=== Available data ===
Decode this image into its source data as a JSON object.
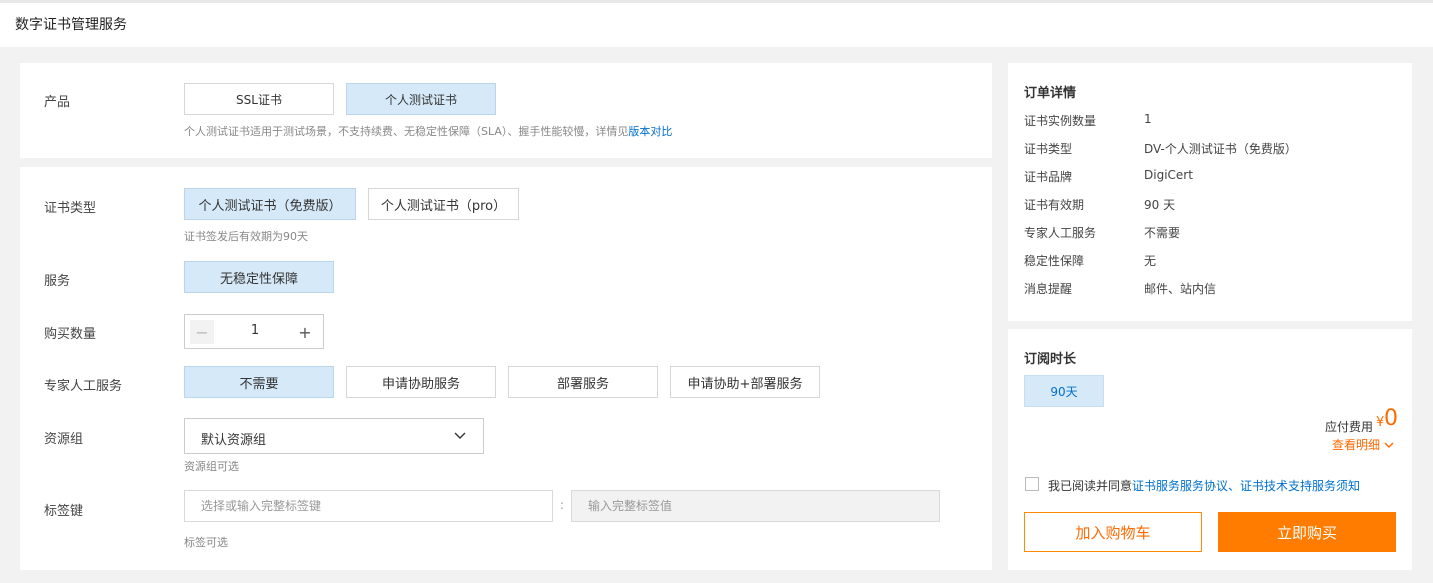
{
  "header": {
    "title": "数字证书管理服务"
  },
  "product": {
    "label": "产品",
    "options": [
      "SSL证书",
      "个人测试证书"
    ],
    "hint": "个人测试证书适用于测试场景，不支持续费、无稳定性保障（SLA）、握手性能较慢，详情见",
    "hint_link": "版本对比"
  },
  "cert_type": {
    "label": "证书类型",
    "options": [
      "个人测试证书（免费版）",
      "个人测试证书（pro）"
    ],
    "hint": "证书签发后有效期为90天"
  },
  "service": {
    "label": "服务",
    "options": [
      "无稳定性保障"
    ]
  },
  "quantity": {
    "label": "购买数量",
    "value": "1",
    "minus": "−",
    "plus": "+"
  },
  "expert": {
    "label": "专家人工服务",
    "options": [
      "不需要",
      "申请协助服务",
      "部署服务",
      "申请协助+部署服务"
    ]
  },
  "resource_group": {
    "label": "资源组",
    "value": "默认资源组",
    "hint": "资源组可选"
  },
  "tags": {
    "label": "标签键",
    "key_placeholder": "选择或输入完整标签键",
    "colon": ":",
    "value_placeholder": "输入完整标签值",
    "hint": "标签可选"
  },
  "order": {
    "title": "订单详情",
    "rows": [
      {
        "k": "证书实例数量",
        "v": "1"
      },
      {
        "k": "证书类型",
        "v": "DV-个人测试证书（免费版）"
      },
      {
        "k": "证书品牌",
        "v": "DigiCert"
      },
      {
        "k": "证书有效期",
        "v": "90 天"
      },
      {
        "k": "专家人工服务",
        "v": "不需要"
      },
      {
        "k": "稳定性保障",
        "v": "无"
      },
      {
        "k": "消息提醒",
        "v": "邮件、站内信"
      }
    ]
  },
  "subscription": {
    "title": "订阅时长",
    "duration": "90天",
    "fee_label": "应付费用",
    "currency": "¥",
    "fee": "0",
    "details_link": "查看明细",
    "agree_text": "我已阅读并同意",
    "agree_link1": "证书服务服务协议",
    "agree_sep": "、",
    "agree_link2": "证书技术支持服务须知",
    "cart_button": "加入购物车",
    "buy_button": "立即购买"
  },
  "colors": {
    "accent": "#ff7c00",
    "link": "#0070cc",
    "selected_bg": "#d6e9f8"
  }
}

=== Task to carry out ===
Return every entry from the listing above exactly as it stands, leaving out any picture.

=== Result ===
Decode this image into its source data as a JSON object.
{
  "header": {
    "title": "数字证书管理服务"
  },
  "product": {
    "label": "产品",
    "options": [
      "SSL证书",
      "个人测试证书"
    ],
    "hint": "个人测试证书适用于测试场景，不支持续费、无稳定性保障（SLA）、握手性能较慢，详情见",
    "hint_link": "版本对比"
  },
  "cert_type": {
    "label": "证书类型",
    "options": [
      "个人测试证书（免费版）",
      "个人测试证书（pro）"
    ],
    "hint": "证书签发后有效期为90天"
  },
  "service": {
    "label": "服务",
    "options": [
      "无稳定性保障"
    ]
  },
  "quantity": {
    "label": "购买数量",
    "value": "1",
    "minus": "−",
    "plus": "+"
  },
  "expert": {
    "label": "专家人工服务",
    "options": [
      "不需要",
      "申请协助服务",
      "部署服务",
      "申请协助+部署服务"
    ]
  },
  "resource_group": {
    "label": "资源组",
    "value": "默认资源组",
    "hint": "资源组可选"
  },
  "tags": {
    "label": "标签键",
    "key_placeholder": "选择或输入完整标签键",
    "colon": ":",
    "value_placeholder": "输入完整标签值",
    "hint": "标签可选"
  },
  "order": {
    "title": "订单详情",
    "rows": [
      {
        "k": "证书实例数量",
        "v": "1"
      },
      {
        "k": "证书类型",
        "v": "DV-个人测试证书（免费版）"
      },
      {
        "k": "证书品牌",
        "v": "DigiCert"
      },
      {
        "k": "证书有效期",
        "v": "90 天"
      },
      {
        "k": "专家人工服务",
        "v": "不需要"
      },
      {
        "k": "稳定性保障",
        "v": "无"
      },
      {
        "k": "消息提醒",
        "v": "邮件、站内信"
      }
    ]
  },
  "subscription": {
    "title": "订阅时长",
    "duration": "90天",
    "fee_label": "应付费用",
    "currency": "¥",
    "fee": "0",
    "details_link": "查看明细",
    "agree_text": "我已阅读并同意",
    "agree_link1": "证书服务服务协议",
    "agree_sep": "、",
    "agree_link2": "证书技术支持服务须知",
    "cart_button": "加入购物车",
    "buy_button": "立即购买"
  },
  "colors": {
    "accent": "#ff7c00",
    "link": "#0070cc",
    "selected_bg": "#d6e9f8"
  }
}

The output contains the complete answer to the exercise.